▸ Task goal: Nothing belongs in the answer except the lines of the material that include "message".

*** Opening Material for the task ***

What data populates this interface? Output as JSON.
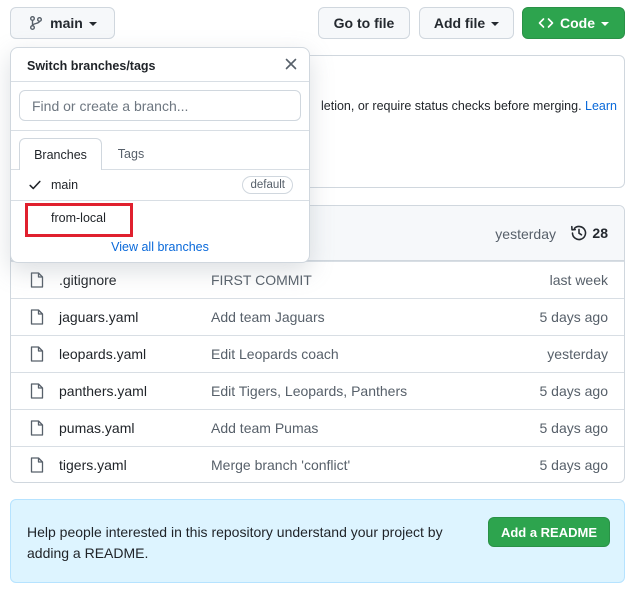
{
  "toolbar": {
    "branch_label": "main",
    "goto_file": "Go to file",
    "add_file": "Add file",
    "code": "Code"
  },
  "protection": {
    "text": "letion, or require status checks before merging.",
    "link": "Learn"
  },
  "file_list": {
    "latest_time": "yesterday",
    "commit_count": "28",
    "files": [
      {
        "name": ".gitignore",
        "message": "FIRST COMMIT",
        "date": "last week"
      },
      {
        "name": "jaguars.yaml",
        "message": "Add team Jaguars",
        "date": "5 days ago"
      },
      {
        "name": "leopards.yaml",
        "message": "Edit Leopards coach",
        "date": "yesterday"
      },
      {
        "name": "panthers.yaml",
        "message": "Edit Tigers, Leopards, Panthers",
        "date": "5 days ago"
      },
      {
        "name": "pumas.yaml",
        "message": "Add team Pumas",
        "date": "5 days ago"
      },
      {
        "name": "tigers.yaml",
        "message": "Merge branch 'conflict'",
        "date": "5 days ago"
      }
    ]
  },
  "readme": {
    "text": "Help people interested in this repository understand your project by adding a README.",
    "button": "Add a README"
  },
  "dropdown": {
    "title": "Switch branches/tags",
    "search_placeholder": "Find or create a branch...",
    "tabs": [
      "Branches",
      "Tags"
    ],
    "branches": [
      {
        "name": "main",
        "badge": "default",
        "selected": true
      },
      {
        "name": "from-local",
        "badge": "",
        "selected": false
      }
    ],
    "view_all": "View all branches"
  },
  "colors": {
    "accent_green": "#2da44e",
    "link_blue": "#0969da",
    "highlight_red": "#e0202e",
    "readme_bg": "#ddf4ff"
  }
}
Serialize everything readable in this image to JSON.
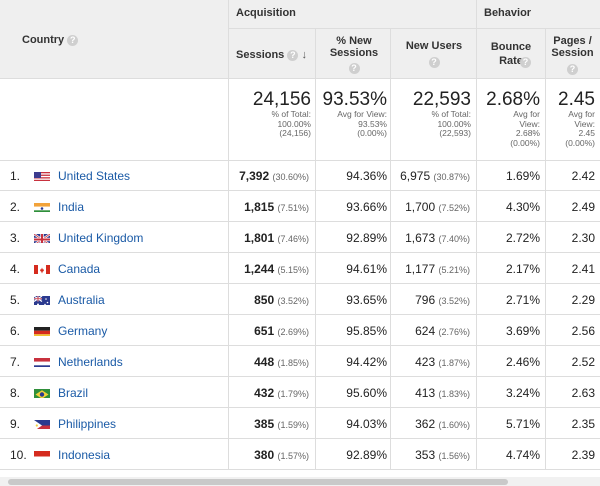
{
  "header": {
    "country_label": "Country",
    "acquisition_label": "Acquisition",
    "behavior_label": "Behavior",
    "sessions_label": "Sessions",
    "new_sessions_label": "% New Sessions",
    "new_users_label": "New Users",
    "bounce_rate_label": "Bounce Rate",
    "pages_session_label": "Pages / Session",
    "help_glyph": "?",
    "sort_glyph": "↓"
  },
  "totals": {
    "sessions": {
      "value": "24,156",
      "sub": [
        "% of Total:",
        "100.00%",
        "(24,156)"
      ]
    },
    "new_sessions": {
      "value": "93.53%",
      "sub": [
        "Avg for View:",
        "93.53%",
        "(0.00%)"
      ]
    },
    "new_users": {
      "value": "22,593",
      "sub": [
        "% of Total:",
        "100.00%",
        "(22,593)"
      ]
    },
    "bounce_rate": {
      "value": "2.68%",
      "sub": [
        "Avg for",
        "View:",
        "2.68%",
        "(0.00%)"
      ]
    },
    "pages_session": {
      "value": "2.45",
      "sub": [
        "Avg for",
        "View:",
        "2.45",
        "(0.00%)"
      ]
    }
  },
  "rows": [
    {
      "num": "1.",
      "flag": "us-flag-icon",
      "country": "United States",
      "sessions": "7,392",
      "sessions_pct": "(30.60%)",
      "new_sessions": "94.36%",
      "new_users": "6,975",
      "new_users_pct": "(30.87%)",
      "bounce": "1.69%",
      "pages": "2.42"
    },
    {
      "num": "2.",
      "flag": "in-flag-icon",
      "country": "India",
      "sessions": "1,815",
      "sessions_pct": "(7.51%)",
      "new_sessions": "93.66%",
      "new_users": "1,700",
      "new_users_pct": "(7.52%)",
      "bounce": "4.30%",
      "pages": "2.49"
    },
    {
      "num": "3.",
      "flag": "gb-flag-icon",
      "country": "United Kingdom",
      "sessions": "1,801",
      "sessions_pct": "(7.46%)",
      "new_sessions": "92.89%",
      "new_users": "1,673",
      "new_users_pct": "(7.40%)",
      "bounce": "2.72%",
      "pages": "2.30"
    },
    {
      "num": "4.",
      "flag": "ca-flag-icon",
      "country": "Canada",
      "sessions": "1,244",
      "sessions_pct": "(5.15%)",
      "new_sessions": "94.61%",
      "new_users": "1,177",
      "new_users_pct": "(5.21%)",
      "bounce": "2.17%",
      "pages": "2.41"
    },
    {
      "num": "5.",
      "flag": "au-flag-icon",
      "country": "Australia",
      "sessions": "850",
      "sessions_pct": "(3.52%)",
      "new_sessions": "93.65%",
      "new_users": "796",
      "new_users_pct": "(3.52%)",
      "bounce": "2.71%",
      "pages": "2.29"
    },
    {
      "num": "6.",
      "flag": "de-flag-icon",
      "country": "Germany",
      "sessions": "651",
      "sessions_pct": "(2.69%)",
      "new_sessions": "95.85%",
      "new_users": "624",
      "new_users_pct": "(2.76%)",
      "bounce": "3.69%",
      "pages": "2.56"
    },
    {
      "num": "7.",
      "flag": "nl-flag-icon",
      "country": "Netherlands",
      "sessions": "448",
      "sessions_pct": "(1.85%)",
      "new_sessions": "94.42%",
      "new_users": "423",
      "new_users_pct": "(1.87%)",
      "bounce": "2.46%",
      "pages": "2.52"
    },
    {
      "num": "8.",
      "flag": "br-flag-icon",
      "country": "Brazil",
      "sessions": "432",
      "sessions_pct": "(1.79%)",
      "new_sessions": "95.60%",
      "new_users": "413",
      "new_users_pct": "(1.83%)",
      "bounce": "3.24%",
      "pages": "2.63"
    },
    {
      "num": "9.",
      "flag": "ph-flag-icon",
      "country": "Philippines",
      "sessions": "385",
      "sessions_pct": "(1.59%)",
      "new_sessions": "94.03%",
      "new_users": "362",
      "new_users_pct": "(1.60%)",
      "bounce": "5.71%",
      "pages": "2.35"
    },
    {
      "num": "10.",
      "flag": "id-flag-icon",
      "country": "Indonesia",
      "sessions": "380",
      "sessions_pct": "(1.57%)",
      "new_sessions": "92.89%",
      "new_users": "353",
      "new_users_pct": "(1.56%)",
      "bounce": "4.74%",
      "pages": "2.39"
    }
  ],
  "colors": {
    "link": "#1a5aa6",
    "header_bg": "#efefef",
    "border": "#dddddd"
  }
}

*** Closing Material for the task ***
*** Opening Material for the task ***

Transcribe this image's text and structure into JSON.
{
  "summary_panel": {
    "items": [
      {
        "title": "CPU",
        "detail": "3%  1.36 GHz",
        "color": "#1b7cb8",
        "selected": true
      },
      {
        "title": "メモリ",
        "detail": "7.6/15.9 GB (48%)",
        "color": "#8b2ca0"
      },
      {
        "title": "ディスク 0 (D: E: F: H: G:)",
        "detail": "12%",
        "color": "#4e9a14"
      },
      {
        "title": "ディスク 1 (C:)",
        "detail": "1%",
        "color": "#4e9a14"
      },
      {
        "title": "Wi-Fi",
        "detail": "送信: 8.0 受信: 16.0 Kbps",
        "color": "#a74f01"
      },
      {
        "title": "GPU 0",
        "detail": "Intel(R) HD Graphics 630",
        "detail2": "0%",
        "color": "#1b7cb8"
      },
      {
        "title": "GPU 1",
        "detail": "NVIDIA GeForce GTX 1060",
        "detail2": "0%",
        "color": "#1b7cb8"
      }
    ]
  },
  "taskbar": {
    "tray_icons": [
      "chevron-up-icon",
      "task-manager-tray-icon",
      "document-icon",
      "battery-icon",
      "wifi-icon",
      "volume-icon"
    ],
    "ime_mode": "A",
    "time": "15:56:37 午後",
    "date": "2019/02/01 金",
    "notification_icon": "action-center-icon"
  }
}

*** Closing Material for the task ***

▸ Reply to the task:
        "message": "FIRST COMMIT",
        "message": "Add team Jaguars",
        "message": "Edit Leopards coach",
        "message": "Edit Tigers, Leopards, Panthers",
        "message": "Add team Pumas",
        "message": "Merge branch 'conflict'",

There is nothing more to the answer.